The PMI issues a PMP Handbook which lists all the details. The short version is below.
To get PMP certified, you need to have a U.S. high school diploma or global equivalent. You also need to obtain 35 hours of formal project management education prior to making the application and taking the exam. This formal education can be obtained from a PMI Registered Education Provider (REP) or from a non-approved vendor if you supply a course overview.
Prior to taking the exam to become certified, you must have 60 months (five years) of project management experience during which at least 7,500 hours were spent leading or directing project(s). Alternatively, if you hold a 4-year degree (in anything), from an american university or the global equivalent the requirement goes down to 36 months (three years) and 4,500 hours.
Time to Certification
If you diligently study the PMBOK guide, read 1-2 other project management books, and take an online course you should be looking at around 2-3 months in your spare time (say, 20 hours per week). If you don’t have this much time per week, count on longer.
However, it is not fair to say that the PMBOK is the only source you need for the exam. Firstly, it is not considered by the PMI to be the official exam syllabus. It is not a chronological, step by step knowledge base upon which the exam questions are based, although it does include most of it.
And secondly, its writing style is not an easy read. Do not expect a straight forward, methodical guide to project management. It is highly analytical and generalizes the “art” of project management into analytical structures. Project management is an art as well as a science, and the science must be grasped first to allow the art form to flourish. The PMBOK does an excellent job of defining the “science” but reading it cover to cover will not give you a good idea of how to perform important project management functions, which you will need to know for the exam.
As of February 2016, the cost is US$555 (€465) to write the exam. This does not include the formal education component (35 hours prior to writing the exam) which can run from a few hundred U.S. dollars for an online course to several thousand for training at a university or college. There are also many “boot camps” which offer on site training and claim to give you the knowledge to write the exam after several days to one week of intensive training.
Becoming a PMI member saves you more money on the exam fee than the membership costs ($129 vs. $150) therefore it is a good idea to get a PMI membership first.
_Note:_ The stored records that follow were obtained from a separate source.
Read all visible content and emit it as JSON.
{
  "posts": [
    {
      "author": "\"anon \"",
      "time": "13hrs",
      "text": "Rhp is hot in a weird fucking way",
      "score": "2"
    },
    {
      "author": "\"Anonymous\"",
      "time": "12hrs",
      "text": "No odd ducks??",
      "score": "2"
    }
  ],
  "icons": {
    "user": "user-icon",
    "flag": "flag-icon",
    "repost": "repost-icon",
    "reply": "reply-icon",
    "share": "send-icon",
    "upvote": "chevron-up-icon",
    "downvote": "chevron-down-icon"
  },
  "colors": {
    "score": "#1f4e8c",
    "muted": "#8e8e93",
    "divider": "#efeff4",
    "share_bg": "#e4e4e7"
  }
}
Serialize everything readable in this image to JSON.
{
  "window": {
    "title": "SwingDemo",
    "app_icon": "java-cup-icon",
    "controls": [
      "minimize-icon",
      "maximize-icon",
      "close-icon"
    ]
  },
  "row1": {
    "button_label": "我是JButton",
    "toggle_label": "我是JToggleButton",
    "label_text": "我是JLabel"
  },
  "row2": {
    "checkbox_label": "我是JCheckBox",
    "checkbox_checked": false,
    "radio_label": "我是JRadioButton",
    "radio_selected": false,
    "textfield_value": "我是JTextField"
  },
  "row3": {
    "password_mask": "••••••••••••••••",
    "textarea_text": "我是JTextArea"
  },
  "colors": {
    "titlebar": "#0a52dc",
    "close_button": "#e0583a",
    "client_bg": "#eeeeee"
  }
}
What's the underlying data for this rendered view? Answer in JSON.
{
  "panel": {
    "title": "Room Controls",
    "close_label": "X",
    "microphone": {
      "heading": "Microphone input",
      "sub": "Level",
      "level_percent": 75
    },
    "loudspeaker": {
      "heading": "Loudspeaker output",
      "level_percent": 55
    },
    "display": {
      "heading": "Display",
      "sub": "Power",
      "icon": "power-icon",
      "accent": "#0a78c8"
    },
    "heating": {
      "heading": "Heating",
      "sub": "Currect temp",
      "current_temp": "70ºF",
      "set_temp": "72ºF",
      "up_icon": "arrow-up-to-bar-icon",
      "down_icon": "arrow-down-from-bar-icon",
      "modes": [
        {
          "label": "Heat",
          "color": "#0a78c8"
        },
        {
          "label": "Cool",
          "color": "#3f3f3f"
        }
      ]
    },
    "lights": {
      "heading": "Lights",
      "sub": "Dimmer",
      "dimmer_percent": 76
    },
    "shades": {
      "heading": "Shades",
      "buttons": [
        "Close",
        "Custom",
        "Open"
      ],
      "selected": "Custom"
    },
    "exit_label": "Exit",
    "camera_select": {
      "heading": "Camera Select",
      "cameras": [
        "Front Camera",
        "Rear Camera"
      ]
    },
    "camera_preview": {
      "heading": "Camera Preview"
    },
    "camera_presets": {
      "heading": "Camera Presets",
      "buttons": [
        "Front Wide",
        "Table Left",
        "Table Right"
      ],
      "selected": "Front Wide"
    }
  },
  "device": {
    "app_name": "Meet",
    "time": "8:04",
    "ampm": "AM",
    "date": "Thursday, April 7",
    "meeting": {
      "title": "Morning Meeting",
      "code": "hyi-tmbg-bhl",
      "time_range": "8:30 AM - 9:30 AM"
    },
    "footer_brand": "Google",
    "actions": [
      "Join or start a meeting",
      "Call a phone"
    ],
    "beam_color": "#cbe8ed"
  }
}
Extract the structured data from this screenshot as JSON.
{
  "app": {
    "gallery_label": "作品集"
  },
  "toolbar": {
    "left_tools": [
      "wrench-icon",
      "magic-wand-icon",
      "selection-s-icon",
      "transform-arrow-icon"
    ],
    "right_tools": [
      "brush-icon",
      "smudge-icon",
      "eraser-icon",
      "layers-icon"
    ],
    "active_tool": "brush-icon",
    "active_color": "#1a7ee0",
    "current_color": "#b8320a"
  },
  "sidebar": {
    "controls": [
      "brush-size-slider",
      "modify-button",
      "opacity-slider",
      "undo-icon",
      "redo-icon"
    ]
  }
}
It gives you access to a free electronic version of the PMBOK and you will receive PMI’s PMNetwork magazine in the mail. It also gives you many free resources on PMI’s website.
The credential maintenance requirements are to obtain 60 Professional Development Units (PDU’s) over each three year period in three categories: Technical, Leadership, and Business Management. In general terms, you must complete a 3-4 day course yearly. The yearly PMI maintenance fee is US$150/year.
According to the Project Management Institute’s Earning Power: Project Management Salary Survey, Ninth Edition (2015), which involved 26,000 respondents in 34 countires (free download from the PMI), survey respondents holding a PMP certification indicated a 20% higher salary than those without certification.
The median annual salary across all countries, roles, and experience levels was $81,000 USD. The bottom quartile (75% greater than) income was $53,689 USD. The top quartile (25% greater than) was $110,000 USD.
As one might expect, the range by experience level is quite high. In Singapore, for example, entry level project managers reported $47,657 USD and those with greater than 20 years experience reported $131,972 USD, a range of 177%. In the UK, the range was $60,441 USD to $115,276. In the United States, the range was $74,900 to $125,000.
The five biggest factors were:
- Country of employment
- Number of years of experience in project management
- PMP certification status
- Average size of projects managed
The differences from country to country were the biggest differentiator on an absolute basis but do not take into account cost of living differences. The number of years of experience in project management is something you can’t control except to avoid career changes. Thus, the three biggest factors for an aspiring project manager who wishes to increase their salary is to concentrate on the certification status, position/role in the company and average size of projects.